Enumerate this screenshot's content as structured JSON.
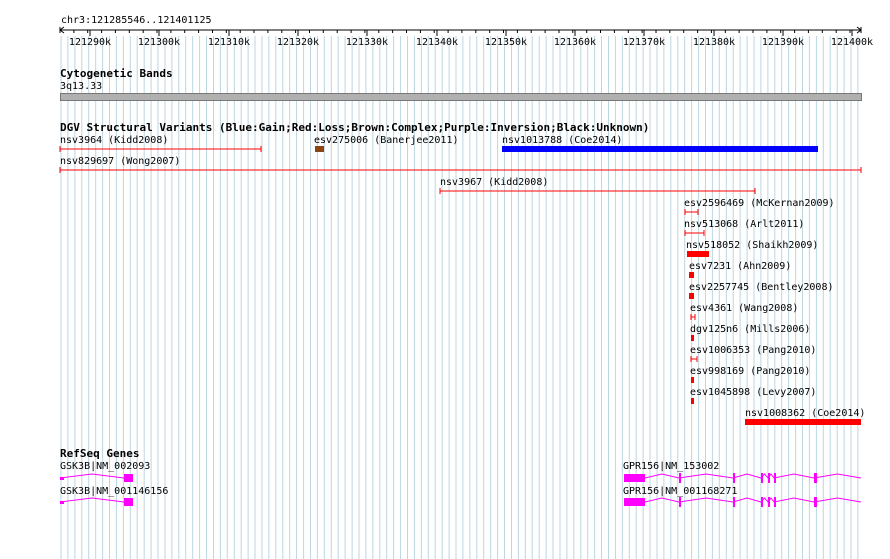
{
  "ruler": {
    "coordinate_label": "chr3:121285546..121401125",
    "ticks": [
      "121290k",
      "121300k",
      "121310k",
      "121320k",
      "121330k",
      "121340k",
      "121350k",
      "121360k",
      "121370k",
      "121380k",
      "121390k",
      "121400k"
    ]
  },
  "cytobands": {
    "title": "Cytogenetic Bands",
    "band_label": "3q13.33",
    "band_color": "#b0b0b0"
  },
  "dgv": {
    "title": "DGV Structural Variants (Blue:Gain;Red:Loss;Brown:Complex;Purple:Inversion;Black:Unknown)",
    "colors": {
      "loss": "#ff0000",
      "gain": "#0000ff",
      "complex": "#8b4513"
    },
    "variants": [
      {
        "label": "nsv3964 (Kidd2008)",
        "type": "loss",
        "style": "span"
      },
      {
        "label": "esv275006 (Banerjee2011)",
        "type": "complex",
        "style": "block"
      },
      {
        "label": "nsv1013788 (Coe2014)",
        "type": "gain",
        "style": "block"
      },
      {
        "label": "nsv829697 (Wong2007)",
        "type": "loss",
        "style": "span"
      },
      {
        "label": "nsv3967 (Kidd2008)",
        "type": "loss",
        "style": "span"
      },
      {
        "label": "esv2596469 (McKernan2009)",
        "type": "loss",
        "style": "span"
      },
      {
        "label": "nsv513068 (Arlt2011)",
        "type": "loss",
        "style": "span"
      },
      {
        "label": "nsv518052 (Shaikh2009)",
        "type": "loss",
        "style": "block"
      },
      {
        "label": "esv7231 (Ahn2009)",
        "type": "loss",
        "style": "block"
      },
      {
        "label": "esv2257745 (Bentley2008)",
        "type": "loss",
        "style": "block"
      },
      {
        "label": "esv4361 (Wang2008)",
        "type": "loss",
        "style": "span"
      },
      {
        "label": "dgv125n6 (Mills2006)",
        "type": "loss",
        "style": "block"
      },
      {
        "label": "esv1006353 (Pang2010)",
        "type": "loss",
        "style": "span"
      },
      {
        "label": "esv998169 (Pang2010)",
        "type": "loss",
        "style": "block"
      },
      {
        "label": "esv1045898 (Levy2007)",
        "type": "loss",
        "style": "block"
      },
      {
        "label": "nsv1008362 (Coe2014)",
        "type": "loss",
        "style": "block"
      }
    ]
  },
  "refseq": {
    "title": "RefSeq Genes",
    "color": "#ff00ff",
    "genes": [
      {
        "label": "GSK3B|NM_002093"
      },
      {
        "label": "GSK3B|NM_001146156"
      },
      {
        "label": "GPR156|NM_153002"
      },
      {
        "label": "GPR156|NM_001168271"
      }
    ]
  }
}
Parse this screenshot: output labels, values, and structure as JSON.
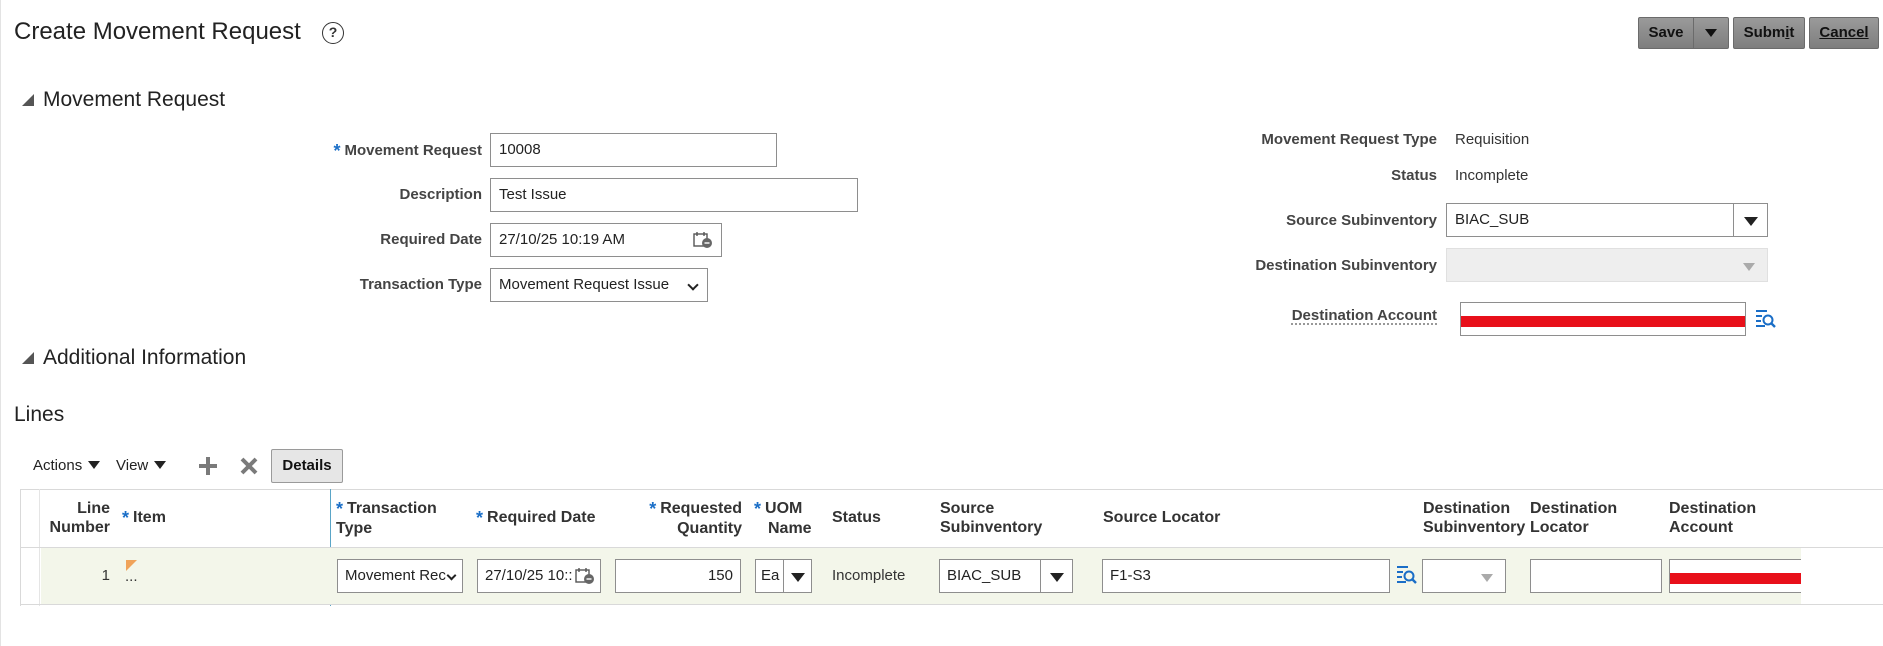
{
  "header": {
    "title": "Create Movement Request",
    "help_icon": "?",
    "buttons": {
      "save": "Save",
      "submit": "Submit",
      "cancel": "Cancel"
    }
  },
  "sections": {
    "movement_request": "Movement Request",
    "additional_information": "Additional Information",
    "lines": "Lines"
  },
  "form": {
    "movement_request": {
      "label": "Movement Request",
      "value": "10008"
    },
    "description": {
      "label": "Description",
      "value": "Test Issue"
    },
    "required_date": {
      "label": "Required Date",
      "value": "27/10/25 10:19 AM"
    },
    "transaction_type": {
      "label": "Transaction Type",
      "value": "Movement Request Issue"
    },
    "movement_request_type": {
      "label": "Movement Request Type",
      "value": "Requisition"
    },
    "status": {
      "label": "Status",
      "value": "Incomplete"
    },
    "source_subinventory": {
      "label": "Source Subinventory",
      "value": "BIAC_SUB"
    },
    "destination_subinventory": {
      "label": "Destination Subinventory",
      "value": ""
    },
    "destination_account": {
      "label": "Destination Account",
      "value": ""
    }
  },
  "lines_toolbar": {
    "actions": "Actions",
    "view": "View",
    "details": "Details"
  },
  "table": {
    "headers": {
      "line_number": [
        "Line",
        "Number"
      ],
      "item": "Item",
      "transaction_type": [
        "Transaction",
        "Type"
      ],
      "required_date": "Required Date",
      "requested_quantity": [
        "Requested",
        "Quantity"
      ],
      "uom_name": [
        "UOM",
        "Name"
      ],
      "status": "Status",
      "source_subinventory": [
        "Source",
        "Subinventory"
      ],
      "source_locator": "Source Locator",
      "destination_subinventory": [
        "Destination",
        "Subinventory"
      ],
      "destination_locator": [
        "Destination",
        "Locator"
      ],
      "destination_account": [
        "Destination",
        "Account"
      ]
    },
    "rows": [
      {
        "line_number": "1",
        "item": "...",
        "transaction_type": "Movement Rec",
        "required_date": "27/10/25 10::",
        "requested_quantity": "150",
        "uom_name": "Ea",
        "status": "Incomplete",
        "source_subinventory": "BIAC_SUB",
        "source_locator": "F1-S3"
      }
    ]
  },
  "colors": {
    "accent_blue": "#1a6ec7",
    "redaction": "#e8101a",
    "row_highlight": "#f3f6ea",
    "button_gray": "#8c8c8c"
  }
}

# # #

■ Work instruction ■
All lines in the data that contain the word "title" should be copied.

■ Solution to the exercise ■
    "title": "Cytogenetic Bands",
    "title": "DGV Structural Variants (Blue:Gain;Red:Loss;Brown:Complex;Purple:Inversion;Black:Unknown)",
    "title": "RefSeq Genes",
    "title": "Create Movement Request",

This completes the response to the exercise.